It was such decisive scouting which enabled them to snare the 15-year-old Sterling from Queens Park Rangers back in 2010.
The initial outlay of £600,000 raised eyebrows – and expectations – but has proven shrewd business. The £250,000 paid to Wycombe Wanderers for Ibe two years later looks likewise, while the club have high hopes for Sinclair, who was taken from West Bromwich Albion at 14, and Jones, who joined from Plymouth, aged 15, in 2011.
The likes of Joao Teixeira (Sporting Lisbon), Suso (Cadiz) and Yesil (Bayer Leverkusen), meanwhile, were scouted from further afield. The club expect to add two of La Liga’s most promising talents, Sergi Canos and Pedro Chirivella, this summer, and have also identified two British 14-year-olds, Bristol City’s Herbie Kane and West Brom’s Yan Dhanda.
With strong dialogue in place between Brendan Rodgers, Rodolfo Borrell, the head of academy coaching, and Frank McParland, the director of player development, and with highly-rated, principled coaches in charge of the U18 and U21 sides, the Reds believe a structure is now in place which will enable them to create a conveyor belt of talent.
It promises to be a busy summer at Anfield, but Reds fans will hope the club can continue to grow its own stars, as well as buying them in from elsewhere.
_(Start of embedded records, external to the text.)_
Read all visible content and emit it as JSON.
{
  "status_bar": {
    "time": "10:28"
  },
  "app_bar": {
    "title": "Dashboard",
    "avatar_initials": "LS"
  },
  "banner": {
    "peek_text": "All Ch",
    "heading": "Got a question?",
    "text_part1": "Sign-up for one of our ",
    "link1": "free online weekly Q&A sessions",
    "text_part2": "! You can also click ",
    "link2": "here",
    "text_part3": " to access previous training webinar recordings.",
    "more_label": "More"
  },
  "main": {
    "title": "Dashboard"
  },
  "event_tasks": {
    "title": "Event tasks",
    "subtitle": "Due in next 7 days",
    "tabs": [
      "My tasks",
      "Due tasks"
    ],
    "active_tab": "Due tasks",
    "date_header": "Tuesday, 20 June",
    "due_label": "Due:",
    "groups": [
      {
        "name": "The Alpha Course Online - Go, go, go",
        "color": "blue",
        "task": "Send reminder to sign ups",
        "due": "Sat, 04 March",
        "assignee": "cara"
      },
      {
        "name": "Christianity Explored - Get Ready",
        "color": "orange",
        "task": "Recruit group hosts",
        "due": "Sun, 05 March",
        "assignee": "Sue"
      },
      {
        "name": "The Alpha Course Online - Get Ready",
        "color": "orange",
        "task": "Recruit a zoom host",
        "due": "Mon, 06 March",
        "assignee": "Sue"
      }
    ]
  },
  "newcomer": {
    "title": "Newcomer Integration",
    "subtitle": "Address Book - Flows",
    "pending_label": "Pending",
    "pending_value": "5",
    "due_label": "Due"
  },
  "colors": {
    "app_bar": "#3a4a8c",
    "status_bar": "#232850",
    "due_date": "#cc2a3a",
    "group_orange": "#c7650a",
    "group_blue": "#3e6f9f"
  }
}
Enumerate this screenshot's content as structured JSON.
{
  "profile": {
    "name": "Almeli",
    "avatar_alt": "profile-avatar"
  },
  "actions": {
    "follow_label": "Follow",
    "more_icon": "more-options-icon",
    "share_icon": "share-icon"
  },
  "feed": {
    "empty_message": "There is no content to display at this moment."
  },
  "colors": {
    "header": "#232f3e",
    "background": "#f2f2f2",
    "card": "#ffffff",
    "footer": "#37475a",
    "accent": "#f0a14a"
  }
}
Then there really will be something to get excited about.